[[ INPUT open ]]

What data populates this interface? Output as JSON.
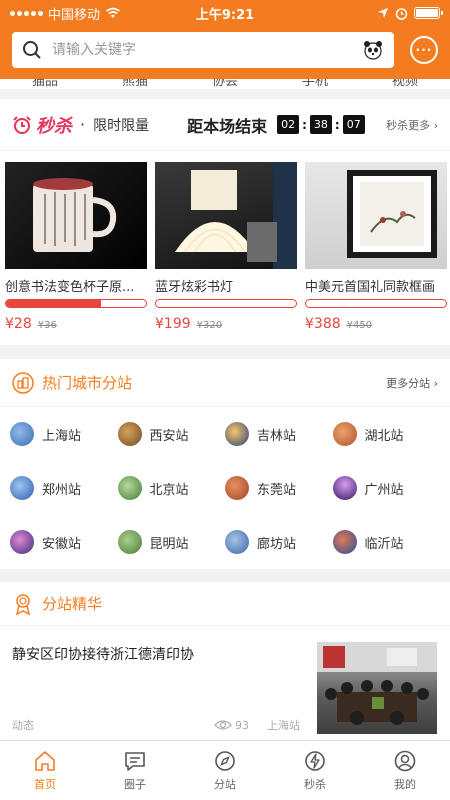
{
  "status_bar": {
    "carrier": "中国移动",
    "time": "上午9:21"
  },
  "search": {
    "placeholder": "请输入关键字"
  },
  "top_categories": [
    "猫品",
    "熊猫",
    "协会",
    "手机",
    "视频"
  ],
  "flash_sale": {
    "logo": "秒杀",
    "subtitle": "限时限量",
    "end_label": "距本场结束",
    "countdown": [
      "02",
      "38",
      "07"
    ],
    "more": "秒杀更多",
    "products": [
      {
        "name": "创意书法变色杯子原...",
        "sold_ratio": 0.68,
        "price": "¥28",
        "old_price": "¥36"
      },
      {
        "name": "蓝牙炫彩书灯",
        "sold_ratio": 0,
        "price": "¥199",
        "old_price": "¥320"
      },
      {
        "name": "中美元首国礼同款框画",
        "sold_ratio": 0,
        "price": "¥388",
        "old_price": "¥450"
      }
    ]
  },
  "cities": {
    "title": "热门城市分站",
    "more": "更多分站",
    "items": [
      {
        "name": "上海站",
        "color": "#3b6fb5"
      },
      {
        "name": "西安站",
        "color": "#6e4a2a"
      },
      {
        "name": "吉林站",
        "color": "#e0892b"
      },
      {
        "name": "湖北站",
        "color": "#b5502b"
      },
      {
        "name": "郑州站",
        "color": "#2f5fae"
      },
      {
        "name": "北京站",
        "color": "#3f7f3b"
      },
      {
        "name": "东莞站",
        "color": "#a2432c"
      },
      {
        "name": "广州站",
        "color": "#6a2a8f"
      },
      {
        "name": "安徽站",
        "color": "#8a3f9a"
      },
      {
        "name": "昆明站",
        "color": "#4d7a3a"
      },
      {
        "name": "廊坊站",
        "color": "#3a66a8"
      },
      {
        "name": "临沂站",
        "color": "#2a4d8f"
      }
    ]
  },
  "essence": {
    "title": "分站精华",
    "article": {
      "title": "静安区印协接待浙江德清印协",
      "category": "动态",
      "views": "93",
      "station": "上海站"
    }
  },
  "tabbar": [
    {
      "label": "首页",
      "icon": "home-icon",
      "active": true
    },
    {
      "label": "圈子",
      "icon": "chat-icon",
      "active": false
    },
    {
      "label": "分站",
      "icon": "compass-icon",
      "active": false
    },
    {
      "label": "秒杀",
      "icon": "lightning-icon",
      "active": false
    },
    {
      "label": "我的",
      "icon": "user-icon",
      "active": false
    }
  ],
  "colors": {
    "brand": "#f47c20",
    "sale": "#e8335d",
    "price": "#e8453c"
  }
}
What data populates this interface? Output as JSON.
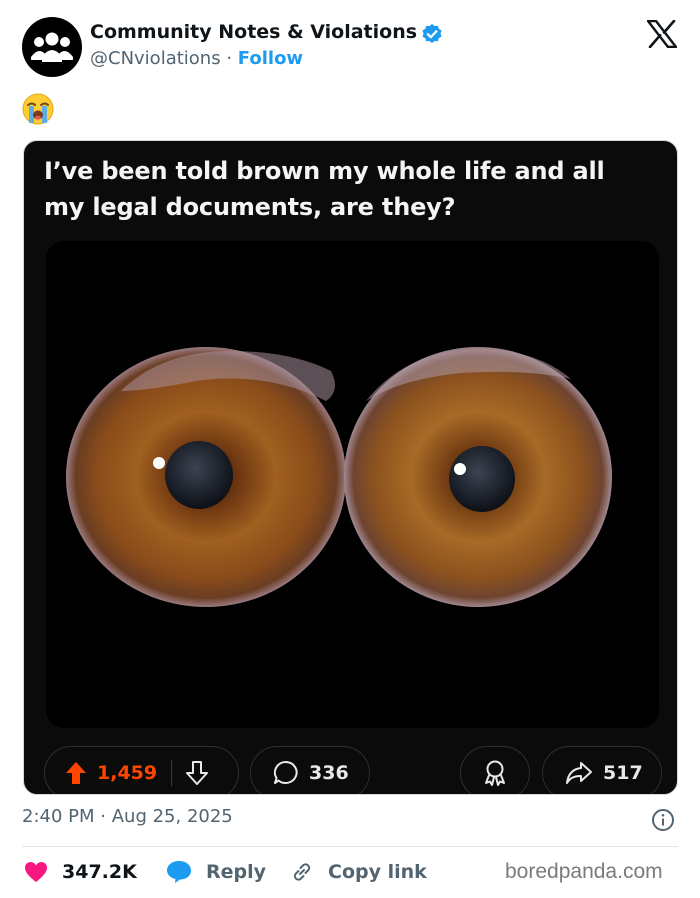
{
  "header": {
    "account_name": "Community Notes & Violations",
    "handle": "@CNviolations",
    "separator": "·",
    "follow_label": "Follow"
  },
  "tweet": {
    "emoji_icon": "loudly-crying-face-emoji"
  },
  "card": {
    "post_text": "I’ve been told brown my whole life and all my legal documents, are they?",
    "upvotes": "1,459",
    "comments": "336",
    "shares": "517",
    "upvote_color": "#ff4500"
  },
  "footer": {
    "time": "2:40 PM",
    "separator": "·",
    "date": "Aug 25, 2025",
    "likes": "347.2K",
    "reply_label": "Reply",
    "copy_link_label": "Copy link",
    "heart_color": "#f91880",
    "reply_color": "#1d9bf0"
  },
  "watermark": "boredpanda.com"
}
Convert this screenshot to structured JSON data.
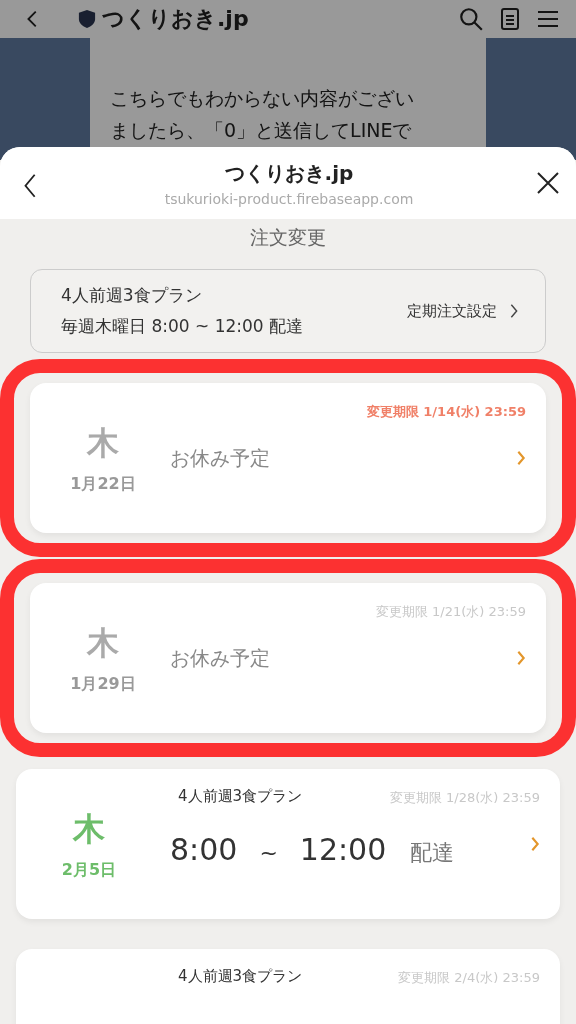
{
  "browser_bar": {
    "title": "つくりおき.jp"
  },
  "background_message": {
    "lines": [
      "こちらでもわからない内容がござい",
      "ましたら、「0」と送信してLINEで"
    ]
  },
  "sheet": {
    "title": "つくりおき.jp",
    "url": "tsukurioki-product.firebaseapp.com",
    "page_title": "注文変更"
  },
  "plan": {
    "name": "4人前週3食プラン",
    "schedule": "毎週木曜日 8:00 ~ 12:00 配達",
    "settings_link": "定期注文設定"
  },
  "orders": [
    {
      "kind": "off",
      "weekday": "木",
      "date": "1月22日",
      "deadline": "変更期限 1/14(水) 23:59",
      "urgent": true,
      "highlighted": true,
      "status": "お休み予定"
    },
    {
      "kind": "off",
      "weekday": "木",
      "date": "1月29日",
      "deadline": "変更期限 1/21(水) 23:59",
      "urgent": false,
      "highlighted": true,
      "status": "お休み予定"
    },
    {
      "kind": "delivery",
      "weekday": "木",
      "date": "2月5日",
      "deadline": "変更期限 1/28(水) 23:59",
      "urgent": false,
      "highlighted": false,
      "plan": "4人前週3食プラン",
      "time_from": "8:00",
      "separator": "~",
      "time_to": "12:00",
      "action": "配達"
    },
    {
      "kind": "delivery",
      "deadline": "変更期限 2/4(水) 23:59",
      "urgent": false,
      "highlighted": false,
      "plan": "4人前週3食プラン"
    }
  ]
}
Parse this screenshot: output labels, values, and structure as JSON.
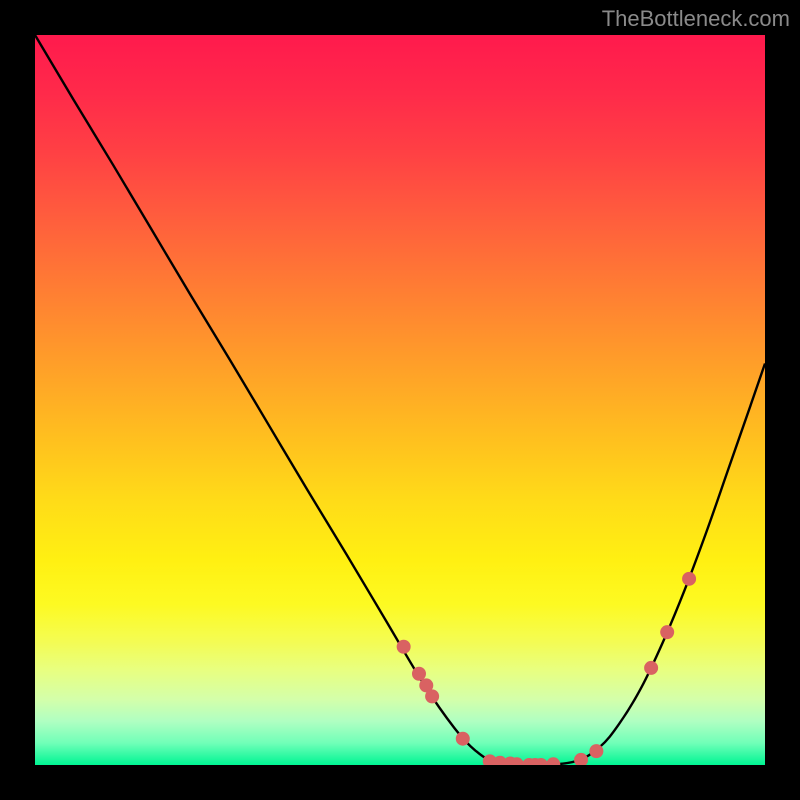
{
  "attribution": "TheBottleneck.com",
  "chart_data": {
    "type": "line",
    "title": "",
    "xlabel": "",
    "ylabel": "",
    "xlim": [
      0,
      100
    ],
    "ylim": [
      0,
      100
    ],
    "curve": [
      {
        "x": 0.0,
        "y": 100.0
      },
      {
        "x": 5.3,
        "y": 91.1
      },
      {
        "x": 10.7,
        "y": 82.2
      },
      {
        "x": 16.0,
        "y": 73.3
      },
      {
        "x": 21.3,
        "y": 64.4
      },
      {
        "x": 26.7,
        "y": 55.5
      },
      {
        "x": 32.0,
        "y": 46.6
      },
      {
        "x": 37.3,
        "y": 37.7
      },
      {
        "x": 42.7,
        "y": 28.8
      },
      {
        "x": 48.0,
        "y": 19.9
      },
      {
        "x": 53.3,
        "y": 11.0
      },
      {
        "x": 57.5,
        "y": 5.0
      },
      {
        "x": 60.3,
        "y": 2.0
      },
      {
        "x": 63.0,
        "y": 0.5
      },
      {
        "x": 68.5,
        "y": 0.0
      },
      {
        "x": 74.0,
        "y": 0.5
      },
      {
        "x": 77.4,
        "y": 2.5
      },
      {
        "x": 80.0,
        "y": 5.6
      },
      {
        "x": 83.0,
        "y": 10.5
      },
      {
        "x": 86.0,
        "y": 16.8
      },
      {
        "x": 89.0,
        "y": 24.0
      },
      {
        "x": 92.0,
        "y": 32.0
      },
      {
        "x": 95.0,
        "y": 40.6
      },
      {
        "x": 98.0,
        "y": 49.2
      },
      {
        "x": 100.0,
        "y": 55.0
      }
    ],
    "dots": [
      {
        "x": 50.5,
        "y": 16.2
      },
      {
        "x": 52.6,
        "y": 12.5
      },
      {
        "x": 53.6,
        "y": 10.9
      },
      {
        "x": 54.4,
        "y": 9.4
      },
      {
        "x": 58.6,
        "y": 3.6
      },
      {
        "x": 62.3,
        "y": 0.5
      },
      {
        "x": 63.7,
        "y": 0.3
      },
      {
        "x": 65.1,
        "y": 0.2
      },
      {
        "x": 66.0,
        "y": 0.1
      },
      {
        "x": 67.7,
        "y": 0.0
      },
      {
        "x": 68.5,
        "y": 0.0
      },
      {
        "x": 69.3,
        "y": 0.0
      },
      {
        "x": 71.0,
        "y": 0.1
      },
      {
        "x": 74.8,
        "y": 0.7
      },
      {
        "x": 76.9,
        "y": 1.9
      },
      {
        "x": 84.4,
        "y": 13.3
      },
      {
        "x": 86.6,
        "y": 18.2
      },
      {
        "x": 89.6,
        "y": 25.5
      }
    ],
    "colors": {
      "curve": "#000000",
      "dots": "#d96262"
    }
  }
}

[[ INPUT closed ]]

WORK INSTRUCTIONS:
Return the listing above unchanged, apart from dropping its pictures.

TASK OUTPUT:
What data populates this interface? Output as JSON.
{
  "status_bar": {
    "carrier": "中国移动",
    "time": "上午9:21"
  },
  "search": {
    "placeholder": "请输入关键字"
  },
  "top_categories": [
    "猫品",
    "熊猫",
    "协会",
    "手机",
    "视频"
  ],
  "flash_sale": {
    "logo": "秒杀",
    "subtitle": "限时限量",
    "end_label": "距本场结束",
    "countdown": [
      "02",
      "38",
      "07"
    ],
    "more": "秒杀更多",
    "products": [
      {
        "name": "创意书法变色杯子原...",
        "sold_ratio": 0.68,
        "price": "¥28",
        "old_price": "¥36"
      },
      {
        "name": "蓝牙炫彩书灯",
        "sold_ratio": 0,
        "price": "¥199",
        "old_price": "¥320"
      },
      {
        "name": "中美元首国礼同款框画",
        "sold_ratio": 0,
        "price": "¥388",
        "old_price": "¥450"
      }
    ]
  },
  "cities": {
    "title": "热门城市分站",
    "more": "更多分站",
    "items": [
      {
        "name": "上海站",
        "color": "#3b6fb5"
      },
      {
        "name": "西安站",
        "color": "#6e4a2a"
      },
      {
        "name": "吉林站",
        "color": "#e0892b"
      },
      {
        "name": "湖北站",
        "color": "#b5502b"
      },
      {
        "name": "郑州站",
        "color": "#2f5fae"
      },
      {
        "name": "北京站",
        "color": "#3f7f3b"
      },
      {
        "name": "东莞站",
        "color": "#a2432c"
      },
      {
        "name": "广州站",
        "color": "#6a2a8f"
      },
      {
        "name": "安徽站",
        "color": "#8a3f9a"
      },
      {
        "name": "昆明站",
        "color": "#4d7a3a"
      },
      {
        "name": "廊坊站",
        "color": "#3a66a8"
      },
      {
        "name": "临沂站",
        "color": "#2a4d8f"
      }
    ]
  },
  "essence": {
    "title": "分站精华",
    "article": {
      "title": "静安区印协接待浙江德清印协",
      "category": "动态",
      "views": "93",
      "station": "上海站"
    }
  },
  "tabbar": [
    {
      "label": "首页",
      "icon": "home-icon",
      "active": true
    },
    {
      "label": "圈子",
      "icon": "chat-icon",
      "active": false
    },
    {
      "label": "分站",
      "icon": "compass-icon",
      "active": false
    },
    {
      "label": "秒杀",
      "icon": "lightning-icon",
      "active": false
    },
    {
      "label": "我的",
      "icon": "user-icon",
      "active": false
    }
  ],
  "colors": {
    "brand": "#f47c20",
    "sale": "#e8335d",
    "price": "#e8453c"
  }
}
What data populates this interface? Output as JSON.
{
  "header": {
    "account_name": "Community Notes & Violations",
    "handle": "@CNviolations",
    "separator": "·",
    "follow_label": "Follow"
  },
  "tweet": {
    "emoji_icon": "loudly-crying-face-emoji"
  },
  "card": {
    "post_text": "I’ve been told brown my whole life and all my legal documents, are they?",
    "upvotes": "1,459",
    "comments": "336",
    "shares": "517",
    "upvote_color": "#ff4500"
  },
  "footer": {
    "time": "2:40 PM",
    "separator": "·",
    "date": "Aug 25, 2025",
    "likes": "347.2K",
    "reply_label": "Reply",
    "copy_link_label": "Copy link",
    "heart_color": "#f91880",
    "reply_color": "#1d9bf0"
  },
  "watermark": "boredpanda.com"
}
Convert this screenshot to structured JSON data.
{
  "browser_bar": {
    "title": "つくりおき.jp"
  },
  "background_message": {
    "lines": [
      "こちらでもわからない内容がござい",
      "ましたら、「0」と送信してLINEで"
    ]
  },
  "sheet": {
    "title": "つくりおき.jp",
    "url": "tsukurioki-product.firebaseapp.com",
    "page_title": "注文変更"
  },
  "plan": {
    "name": "4人前週3食プラン",
    "schedule": "毎週木曜日 8:00 ~ 12:00 配達",
    "settings_link": "定期注文設定"
  },
  "orders": [
    {
      "kind": "off",
      "weekday": "木",
      "date": "1月22日",
      "deadline": "変更期限 1/14(水) 23:59",
      "urgent": true,
      "highlighted": true,
      "status": "お休み予定"
    },
    {
      "kind": "off",
      "weekday": "木",
      "date": "1月29日",
      "deadline": "変更期限 1/21(水) 23:59",
      "urgent": false,
      "highlighted": true,
      "status": "お休み予定"
    },
    {
      "kind": "delivery",
      "weekday": "木",
      "date": "2月5日",
      "deadline": "変更期限 1/28(水) 23:59",
      "urgent": false,
      "highlighted": false,
      "plan": "4人前週3食プラン",
      "time_from": "8:00",
      "separator": "~",
      "time_to": "12:00",
      "action": "配達"
    },
    {
      "kind": "delivery",
      "deadline": "変更期限 2/4(水) 23:59",
      "urgent": false,
      "highlighted": false,
      "plan": "4人前週3食プラン"
    }
  ]
}
Parse this screenshot: output labels, values, and structure as JSON.
{
  "attribution": "TheBottleneck.com",
  "chart_data": {
    "type": "line",
    "title": "",
    "xlabel": "",
    "ylabel": "",
    "xlim": [
      0,
      100
    ],
    "ylim": [
      0,
      100
    ],
    "curve": [
      {
        "x": 0.0,
        "y": 100.0
      },
      {
        "x": 5.3,
        "y": 91.1
      },
      {
        "x": 10.7,
        "y": 82.2
      },
      {
        "x": 16.0,
        "y": 73.3
      },
      {
        "x": 21.3,
        "y": 64.4
      },
      {
        "x": 26.7,
        "y": 55.5
      },
      {
        "x": 32.0,
        "y": 46.6
      },
      {
        "x": 37.3,
        "y": 37.7
      },
      {
        "x": 42.7,
        "y": 28.8
      },
      {
        "x": 48.0,
        "y": 19.9
      },
      {
        "x": 53.3,
        "y": 11.0
      },
      {
        "x": 57.5,
        "y": 5.0
      },
      {
        "x": 60.3,
        "y": 2.0
      },
      {
        "x": 63.0,
        "y": 0.5
      },
      {
        "x": 68.5,
        "y": 0.0
      },
      {
        "x": 74.0,
        "y": 0.5
      },
      {
        "x": 77.4,
        "y": 2.5
      },
      {
        "x": 80.0,
        "y": 5.6
      },
      {
        "x": 83.0,
        "y": 10.5
      },
      {
        "x": 86.0,
        "y": 16.8
      },
      {
        "x": 89.0,
        "y": 24.0
      },
      {
        "x": 92.0,
        "y": 32.0
      },
      {
        "x": 95.0,
        "y": 40.6
      },
      {
        "x": 98.0,
        "y": 49.2
      },
      {
        "x": 100.0,
        "y": 55.0
      }
    ],
    "dots": [
      {
        "x": 50.5,
        "y": 16.2
      },
      {
        "x": 52.6,
        "y": 12.5
      },
      {
        "x": 53.6,
        "y": 10.9
      },
      {
        "x": 54.4,
        "y": 9.4
      },
      {
        "x": 58.6,
        "y": 3.6
      },
      {
        "x": 62.3,
        "y": 0.5
      },
      {
        "x": 63.7,
        "y": 0.3
      },
      {
        "x": 65.1,
        "y": 0.2
      },
      {
        "x": 66.0,
        "y": 0.1
      },
      {
        "x": 67.7,
        "y": 0.0
      },
      {
        "x": 68.5,
        "y": 0.0
      },
      {
        "x": 69.3,
        "y": 0.0
      },
      {
        "x": 71.0,
        "y": 0.1
      },
      {
        "x": 74.8,
        "y": 0.7
      },
      {
        "x": 76.9,
        "y": 1.9
      },
      {
        "x": 84.4,
        "y": 13.3
      },
      {
        "x": 86.6,
        "y": 18.2
      },
      {
        "x": 89.6,
        "y": 25.5
      }
    ],
    "colors": {
      "curve": "#000000",
      "dots": "#d96262"
    }
  }
}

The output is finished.